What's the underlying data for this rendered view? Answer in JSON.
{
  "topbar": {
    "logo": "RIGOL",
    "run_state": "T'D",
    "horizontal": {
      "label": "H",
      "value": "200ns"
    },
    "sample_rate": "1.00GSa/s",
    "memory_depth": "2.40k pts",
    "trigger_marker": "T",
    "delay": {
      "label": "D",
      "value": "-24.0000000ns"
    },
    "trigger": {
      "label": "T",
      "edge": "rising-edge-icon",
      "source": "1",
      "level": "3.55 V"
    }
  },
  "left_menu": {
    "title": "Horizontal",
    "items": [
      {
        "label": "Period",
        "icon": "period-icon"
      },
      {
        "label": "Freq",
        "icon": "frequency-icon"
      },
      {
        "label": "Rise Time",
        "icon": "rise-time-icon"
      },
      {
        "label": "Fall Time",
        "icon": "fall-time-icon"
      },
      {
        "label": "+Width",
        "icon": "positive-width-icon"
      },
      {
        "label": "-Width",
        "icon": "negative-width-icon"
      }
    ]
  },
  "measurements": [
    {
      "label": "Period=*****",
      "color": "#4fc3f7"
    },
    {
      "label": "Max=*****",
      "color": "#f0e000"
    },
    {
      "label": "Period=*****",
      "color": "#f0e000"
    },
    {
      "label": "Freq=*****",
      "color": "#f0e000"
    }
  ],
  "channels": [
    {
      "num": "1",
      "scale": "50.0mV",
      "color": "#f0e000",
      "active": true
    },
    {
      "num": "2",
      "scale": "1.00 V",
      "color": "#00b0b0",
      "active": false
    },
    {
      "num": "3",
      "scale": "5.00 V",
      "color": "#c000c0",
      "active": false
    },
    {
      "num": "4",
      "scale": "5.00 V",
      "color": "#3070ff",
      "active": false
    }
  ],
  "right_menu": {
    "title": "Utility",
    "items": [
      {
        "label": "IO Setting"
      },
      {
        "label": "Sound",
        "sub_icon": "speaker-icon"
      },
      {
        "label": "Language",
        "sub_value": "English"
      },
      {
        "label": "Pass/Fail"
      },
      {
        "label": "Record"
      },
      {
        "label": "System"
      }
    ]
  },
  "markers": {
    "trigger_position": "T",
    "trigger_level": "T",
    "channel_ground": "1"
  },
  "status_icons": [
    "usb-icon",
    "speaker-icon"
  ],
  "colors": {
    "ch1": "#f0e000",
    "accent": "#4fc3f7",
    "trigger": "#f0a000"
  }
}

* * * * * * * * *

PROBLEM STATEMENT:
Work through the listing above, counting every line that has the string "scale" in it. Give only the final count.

THE ANSWER:
4